** Opening DATA block **

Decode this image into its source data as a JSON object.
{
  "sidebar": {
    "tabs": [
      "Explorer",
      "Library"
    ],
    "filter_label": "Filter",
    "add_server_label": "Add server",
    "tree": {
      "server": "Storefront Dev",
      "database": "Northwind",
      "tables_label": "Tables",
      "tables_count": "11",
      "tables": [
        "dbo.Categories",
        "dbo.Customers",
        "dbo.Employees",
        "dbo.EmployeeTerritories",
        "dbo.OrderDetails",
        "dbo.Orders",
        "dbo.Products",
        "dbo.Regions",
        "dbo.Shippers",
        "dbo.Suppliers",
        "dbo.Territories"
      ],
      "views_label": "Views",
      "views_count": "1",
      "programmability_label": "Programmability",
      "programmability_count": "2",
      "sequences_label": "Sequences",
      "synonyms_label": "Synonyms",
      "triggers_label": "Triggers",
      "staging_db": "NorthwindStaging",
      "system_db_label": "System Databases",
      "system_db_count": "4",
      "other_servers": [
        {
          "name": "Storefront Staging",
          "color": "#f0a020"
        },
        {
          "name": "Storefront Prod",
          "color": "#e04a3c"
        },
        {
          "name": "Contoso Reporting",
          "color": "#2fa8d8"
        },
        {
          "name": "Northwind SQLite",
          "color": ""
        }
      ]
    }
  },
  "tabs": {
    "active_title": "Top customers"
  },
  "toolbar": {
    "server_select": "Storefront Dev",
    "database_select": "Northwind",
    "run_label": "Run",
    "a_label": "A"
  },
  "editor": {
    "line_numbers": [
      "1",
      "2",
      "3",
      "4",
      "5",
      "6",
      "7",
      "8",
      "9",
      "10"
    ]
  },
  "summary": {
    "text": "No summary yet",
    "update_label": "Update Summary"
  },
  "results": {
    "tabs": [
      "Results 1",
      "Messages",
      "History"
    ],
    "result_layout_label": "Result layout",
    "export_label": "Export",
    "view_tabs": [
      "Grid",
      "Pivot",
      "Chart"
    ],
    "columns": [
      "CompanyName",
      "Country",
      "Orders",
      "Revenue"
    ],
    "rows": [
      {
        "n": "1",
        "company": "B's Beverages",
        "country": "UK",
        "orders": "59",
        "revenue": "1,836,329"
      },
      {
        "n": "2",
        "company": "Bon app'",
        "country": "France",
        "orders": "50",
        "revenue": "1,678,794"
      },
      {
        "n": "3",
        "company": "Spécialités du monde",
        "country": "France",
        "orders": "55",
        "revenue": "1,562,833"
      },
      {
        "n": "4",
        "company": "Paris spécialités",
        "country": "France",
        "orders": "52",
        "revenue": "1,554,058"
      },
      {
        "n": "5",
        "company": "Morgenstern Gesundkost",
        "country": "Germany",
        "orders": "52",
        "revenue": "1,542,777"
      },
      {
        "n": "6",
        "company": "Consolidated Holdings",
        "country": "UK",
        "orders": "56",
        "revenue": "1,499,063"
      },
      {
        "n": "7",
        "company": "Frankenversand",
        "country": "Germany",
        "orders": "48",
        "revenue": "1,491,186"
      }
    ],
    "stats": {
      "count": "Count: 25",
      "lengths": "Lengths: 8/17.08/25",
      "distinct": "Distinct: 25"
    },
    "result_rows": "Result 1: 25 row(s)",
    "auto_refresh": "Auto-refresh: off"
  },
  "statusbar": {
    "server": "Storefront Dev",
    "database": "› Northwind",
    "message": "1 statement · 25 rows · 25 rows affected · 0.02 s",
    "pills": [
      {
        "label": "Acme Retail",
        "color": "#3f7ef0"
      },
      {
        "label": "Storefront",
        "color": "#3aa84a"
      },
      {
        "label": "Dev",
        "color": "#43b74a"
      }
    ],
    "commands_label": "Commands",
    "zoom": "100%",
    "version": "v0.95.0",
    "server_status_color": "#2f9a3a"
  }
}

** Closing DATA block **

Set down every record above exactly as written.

> [SOLUTION FOR THIS PROBLEM]
Decode this image into its source data as a JSON object.
{
  "sidebar": {
    "tabs": [
      "Explorer",
      "Library"
    ],
    "filter_label": "Filter",
    "add_server_label": "Add server",
    "tree": {
      "server": "Storefront Dev",
      "database": "Northwind",
      "tables_label": "Tables",
      "tables_count": "11",
      "tables": [
        "dbo.Categories",
        "dbo.Customers",
        "dbo.Employees",
        "dbo.EmployeeTerritories",
        "dbo.OrderDetails",
        "dbo.Orders",
        "dbo.Products",
        "dbo.Regions",
        "dbo.Shippers",
        "dbo.Suppliers",
        "dbo.Territories"
      ],
      "views_label": "Views",
      "views_count": "1",
      "programmability_label": "Programmability",
      "programmability_count": "2",
      "sequences_label": "Sequences",
      "synonyms_label": "Synonyms",
      "triggers_label": "Triggers",
      "staging_db": "NorthwindStaging",
      "system_db_label": "System Databases",
      "system_db_count": "4",
      "other_servers": [
        {
          "name": "Storefront Staging",
          "color": "#f0a020"
        },
        {
          "name": "Storefront Prod",
          "color": "#e04a3c"
        },
        {
          "name": "Contoso Reporting",
          "color": "#2fa8d8"
        },
        {
          "name": "Northwind SQLite",
          "color": ""
        }
      ]
    }
  },
  "tabs": {
    "active_title": "Top customers"
  },
  "toolbar": {
    "server_select": "Storefront Dev",
    "database_select": "Northwind",
    "run_label": "Run",
    "a_label": "A"
  },
  "editor": {
    "line_numbers": [
      "1",
      "2",
      "3",
      "4",
      "5",
      "6",
      "7",
      "8",
      "9",
      "10"
    ]
  },
  "summary": {
    "text": "No summary yet",
    "update_label": "Update Summary"
  },
  "results": {
    "tabs": [
      "Results 1",
      "Messages",
      "History"
    ],
    "result_layout_label": "Result layout",
    "export_label": "Export",
    "view_tabs": [
      "Grid",
      "Pivot",
      "Chart"
    ],
    "columns": [
      "CompanyName",
      "Country",
      "Orders",
      "Revenue"
    ],
    "rows": [
      {
        "n": "1",
        "company": "B's Beverages",
        "country": "UK",
        "orders": "59",
        "revenue": "1,836,329"
      },
      {
        "n": "2",
        "company": "Bon app'",
        "country": "France",
        "orders": "50",
        "revenue": "1,678,794"
      },
      {
        "n": "3",
        "company": "Spécialités du monde",
        "country": "France",
        "orders": "55",
        "revenue": "1,562,833"
      },
      {
        "n": "4",
        "company": "Paris spécialités",
        "country": "France",
        "orders": "52",
        "revenue": "1,554,058"
      },
      {
        "n": "5",
        "company": "Morgenstern Gesundkost",
        "country": "Germany",
        "orders": "52",
        "revenue": "1,542,777"
      },
      {
        "n": "6",
        "company": "Consolidated Holdings",
        "country": "UK",
        "orders": "56",
        "revenue": "1,499,063"
      },
      {
        "n": "7",
        "company": "Frankenversand",
        "country": "Germany",
        "orders": "48",
        "revenue": "1,491,186"
      }
    ],
    "stats": {
      "count": "Count: 25",
      "lengths": "Lengths: 8/17.08/25",
      "distinct": "Distinct: 25"
    },
    "result_rows": "Result 1: 25 row(s)",
    "auto_refresh": "Auto-refresh: off"
  },
  "statusbar": {
    "server": "Storefront Dev",
    "database": "› Northwind",
    "message": "1 statement · 25 rows · 25 rows affected · 0.02 s",
    "pills": [
      {
        "label": "Acme Retail",
        "color": "#3f7ef0"
      },
      {
        "label": "Storefront",
        "color": "#3aa84a"
      },
      {
        "label": "Dev",
        "color": "#43b74a"
      }
    ],
    "commands_label": "Commands",
    "zoom": "100%",
    "version": "v0.95.0",
    "server_status_color": "#2f9a3a"
  }
}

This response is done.